◆ What the task requires
Please copy each line in the records below that contains the string "Atributos".
# # # # #
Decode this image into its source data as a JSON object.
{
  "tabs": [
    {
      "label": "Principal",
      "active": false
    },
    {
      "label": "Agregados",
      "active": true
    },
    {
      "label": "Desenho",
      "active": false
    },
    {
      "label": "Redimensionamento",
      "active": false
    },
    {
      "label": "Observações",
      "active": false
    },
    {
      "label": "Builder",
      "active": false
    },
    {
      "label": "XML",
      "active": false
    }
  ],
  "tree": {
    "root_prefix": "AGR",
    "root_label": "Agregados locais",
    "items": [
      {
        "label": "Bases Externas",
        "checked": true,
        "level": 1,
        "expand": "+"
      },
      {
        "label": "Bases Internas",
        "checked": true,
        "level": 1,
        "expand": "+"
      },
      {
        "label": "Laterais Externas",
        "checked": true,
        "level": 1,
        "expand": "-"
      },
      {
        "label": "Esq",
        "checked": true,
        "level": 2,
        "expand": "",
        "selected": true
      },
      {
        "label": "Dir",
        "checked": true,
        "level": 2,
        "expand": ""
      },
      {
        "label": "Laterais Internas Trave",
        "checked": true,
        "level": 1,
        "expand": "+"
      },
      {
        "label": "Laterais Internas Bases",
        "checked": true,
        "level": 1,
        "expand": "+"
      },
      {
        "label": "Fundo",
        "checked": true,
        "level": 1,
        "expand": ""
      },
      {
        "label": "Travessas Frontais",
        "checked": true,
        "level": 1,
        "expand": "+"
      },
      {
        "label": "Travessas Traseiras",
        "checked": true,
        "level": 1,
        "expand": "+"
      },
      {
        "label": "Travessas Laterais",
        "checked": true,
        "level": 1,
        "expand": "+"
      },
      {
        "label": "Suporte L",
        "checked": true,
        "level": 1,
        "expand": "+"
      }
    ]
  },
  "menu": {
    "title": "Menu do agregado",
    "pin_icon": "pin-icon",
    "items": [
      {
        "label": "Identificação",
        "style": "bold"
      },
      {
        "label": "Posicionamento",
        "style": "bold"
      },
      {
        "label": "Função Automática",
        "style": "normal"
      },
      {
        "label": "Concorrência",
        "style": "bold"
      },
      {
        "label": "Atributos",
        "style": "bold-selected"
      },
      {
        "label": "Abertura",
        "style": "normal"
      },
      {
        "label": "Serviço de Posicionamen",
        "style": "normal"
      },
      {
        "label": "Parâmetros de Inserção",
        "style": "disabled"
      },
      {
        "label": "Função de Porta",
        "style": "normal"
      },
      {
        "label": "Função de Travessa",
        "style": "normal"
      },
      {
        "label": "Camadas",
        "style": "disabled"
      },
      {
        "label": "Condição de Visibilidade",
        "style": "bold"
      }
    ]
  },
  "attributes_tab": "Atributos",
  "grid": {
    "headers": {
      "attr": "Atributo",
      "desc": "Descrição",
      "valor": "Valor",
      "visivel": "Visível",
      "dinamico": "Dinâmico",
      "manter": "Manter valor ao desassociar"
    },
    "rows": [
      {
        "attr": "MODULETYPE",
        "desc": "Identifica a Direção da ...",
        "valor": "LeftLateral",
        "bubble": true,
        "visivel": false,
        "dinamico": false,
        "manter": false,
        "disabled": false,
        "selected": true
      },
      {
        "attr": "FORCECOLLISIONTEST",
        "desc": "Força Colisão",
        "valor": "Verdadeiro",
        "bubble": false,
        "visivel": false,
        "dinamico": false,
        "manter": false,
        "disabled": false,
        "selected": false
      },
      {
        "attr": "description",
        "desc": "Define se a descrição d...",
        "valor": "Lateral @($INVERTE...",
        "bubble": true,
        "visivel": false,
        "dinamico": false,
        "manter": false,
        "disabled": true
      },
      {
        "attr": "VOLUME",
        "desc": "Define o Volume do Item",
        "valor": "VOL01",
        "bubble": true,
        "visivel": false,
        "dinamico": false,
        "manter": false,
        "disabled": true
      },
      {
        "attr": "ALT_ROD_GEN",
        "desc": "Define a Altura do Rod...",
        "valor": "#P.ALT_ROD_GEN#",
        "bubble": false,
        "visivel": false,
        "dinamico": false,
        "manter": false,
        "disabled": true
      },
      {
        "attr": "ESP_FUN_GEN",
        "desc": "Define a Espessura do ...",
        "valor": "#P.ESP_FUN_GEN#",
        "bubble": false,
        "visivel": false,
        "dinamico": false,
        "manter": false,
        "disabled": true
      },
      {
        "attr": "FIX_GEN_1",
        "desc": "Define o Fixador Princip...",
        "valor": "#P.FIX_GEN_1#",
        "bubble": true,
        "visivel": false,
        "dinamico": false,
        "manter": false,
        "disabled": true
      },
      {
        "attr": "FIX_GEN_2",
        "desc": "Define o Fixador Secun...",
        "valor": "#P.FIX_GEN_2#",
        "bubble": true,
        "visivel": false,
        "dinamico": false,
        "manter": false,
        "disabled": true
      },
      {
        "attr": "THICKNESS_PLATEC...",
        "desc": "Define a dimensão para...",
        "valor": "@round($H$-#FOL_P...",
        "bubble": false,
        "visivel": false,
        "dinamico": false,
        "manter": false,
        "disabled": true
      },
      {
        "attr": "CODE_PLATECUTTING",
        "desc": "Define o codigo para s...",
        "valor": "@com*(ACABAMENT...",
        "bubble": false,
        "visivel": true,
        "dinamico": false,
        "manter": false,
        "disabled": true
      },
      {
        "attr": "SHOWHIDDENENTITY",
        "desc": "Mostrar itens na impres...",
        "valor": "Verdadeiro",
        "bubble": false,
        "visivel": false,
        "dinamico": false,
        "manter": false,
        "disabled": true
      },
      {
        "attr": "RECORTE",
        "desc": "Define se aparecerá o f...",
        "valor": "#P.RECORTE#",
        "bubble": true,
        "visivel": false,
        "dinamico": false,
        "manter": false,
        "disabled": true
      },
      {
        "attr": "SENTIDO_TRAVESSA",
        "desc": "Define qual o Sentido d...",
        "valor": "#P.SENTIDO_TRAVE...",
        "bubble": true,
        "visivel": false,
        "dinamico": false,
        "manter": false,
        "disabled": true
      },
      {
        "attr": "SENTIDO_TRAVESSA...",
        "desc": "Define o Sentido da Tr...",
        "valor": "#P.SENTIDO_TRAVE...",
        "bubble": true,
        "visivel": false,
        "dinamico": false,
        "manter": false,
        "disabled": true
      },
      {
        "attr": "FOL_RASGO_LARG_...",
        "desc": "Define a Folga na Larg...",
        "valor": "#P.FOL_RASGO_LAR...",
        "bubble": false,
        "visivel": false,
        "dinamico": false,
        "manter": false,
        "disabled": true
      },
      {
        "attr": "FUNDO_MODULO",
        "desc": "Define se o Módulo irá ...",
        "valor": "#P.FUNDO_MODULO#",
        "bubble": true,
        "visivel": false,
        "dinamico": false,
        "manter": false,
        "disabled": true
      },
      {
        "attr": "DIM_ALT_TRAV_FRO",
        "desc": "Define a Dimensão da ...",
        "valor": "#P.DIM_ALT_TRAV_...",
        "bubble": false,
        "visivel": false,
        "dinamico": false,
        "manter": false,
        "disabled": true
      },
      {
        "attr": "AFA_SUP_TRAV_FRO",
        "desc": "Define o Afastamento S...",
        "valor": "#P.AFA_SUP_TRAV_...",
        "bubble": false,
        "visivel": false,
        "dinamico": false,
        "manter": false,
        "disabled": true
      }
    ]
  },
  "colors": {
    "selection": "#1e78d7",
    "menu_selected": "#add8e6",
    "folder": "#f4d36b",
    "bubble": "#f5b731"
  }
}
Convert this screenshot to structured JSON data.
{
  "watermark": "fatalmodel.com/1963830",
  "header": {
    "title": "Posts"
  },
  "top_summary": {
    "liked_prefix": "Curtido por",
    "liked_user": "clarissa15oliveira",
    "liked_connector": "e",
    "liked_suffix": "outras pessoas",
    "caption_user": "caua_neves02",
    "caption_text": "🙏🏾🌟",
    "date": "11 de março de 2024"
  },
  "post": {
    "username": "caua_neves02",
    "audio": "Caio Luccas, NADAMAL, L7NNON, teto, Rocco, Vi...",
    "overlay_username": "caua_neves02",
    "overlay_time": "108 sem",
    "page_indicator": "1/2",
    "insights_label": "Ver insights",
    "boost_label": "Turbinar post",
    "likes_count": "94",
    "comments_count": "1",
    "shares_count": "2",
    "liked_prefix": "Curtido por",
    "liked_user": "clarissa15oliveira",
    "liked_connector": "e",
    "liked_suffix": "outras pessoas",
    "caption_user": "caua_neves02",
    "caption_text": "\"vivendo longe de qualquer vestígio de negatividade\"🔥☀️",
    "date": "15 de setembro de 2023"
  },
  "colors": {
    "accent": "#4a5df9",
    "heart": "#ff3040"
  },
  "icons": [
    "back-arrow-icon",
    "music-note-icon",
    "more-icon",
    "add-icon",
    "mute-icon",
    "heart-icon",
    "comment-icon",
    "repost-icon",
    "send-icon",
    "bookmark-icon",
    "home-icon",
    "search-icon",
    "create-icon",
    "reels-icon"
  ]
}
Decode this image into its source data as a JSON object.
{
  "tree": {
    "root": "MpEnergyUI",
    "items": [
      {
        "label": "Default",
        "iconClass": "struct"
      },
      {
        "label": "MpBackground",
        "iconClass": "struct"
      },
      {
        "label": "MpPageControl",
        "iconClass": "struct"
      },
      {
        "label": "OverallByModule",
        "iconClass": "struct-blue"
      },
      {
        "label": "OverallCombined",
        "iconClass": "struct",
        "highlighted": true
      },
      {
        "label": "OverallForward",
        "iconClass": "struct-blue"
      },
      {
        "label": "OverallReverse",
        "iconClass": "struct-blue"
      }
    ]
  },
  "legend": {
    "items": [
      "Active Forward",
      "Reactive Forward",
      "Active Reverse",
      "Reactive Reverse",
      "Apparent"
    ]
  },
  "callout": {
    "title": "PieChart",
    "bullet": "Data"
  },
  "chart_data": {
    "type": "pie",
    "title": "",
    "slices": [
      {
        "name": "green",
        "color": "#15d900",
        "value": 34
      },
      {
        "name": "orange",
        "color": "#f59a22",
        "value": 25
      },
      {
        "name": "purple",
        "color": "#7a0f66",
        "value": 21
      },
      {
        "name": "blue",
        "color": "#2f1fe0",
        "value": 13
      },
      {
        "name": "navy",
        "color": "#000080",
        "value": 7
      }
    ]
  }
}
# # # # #
◆ Answer box
        "label": "Atributos",
  "attributes_tab": "Atributos",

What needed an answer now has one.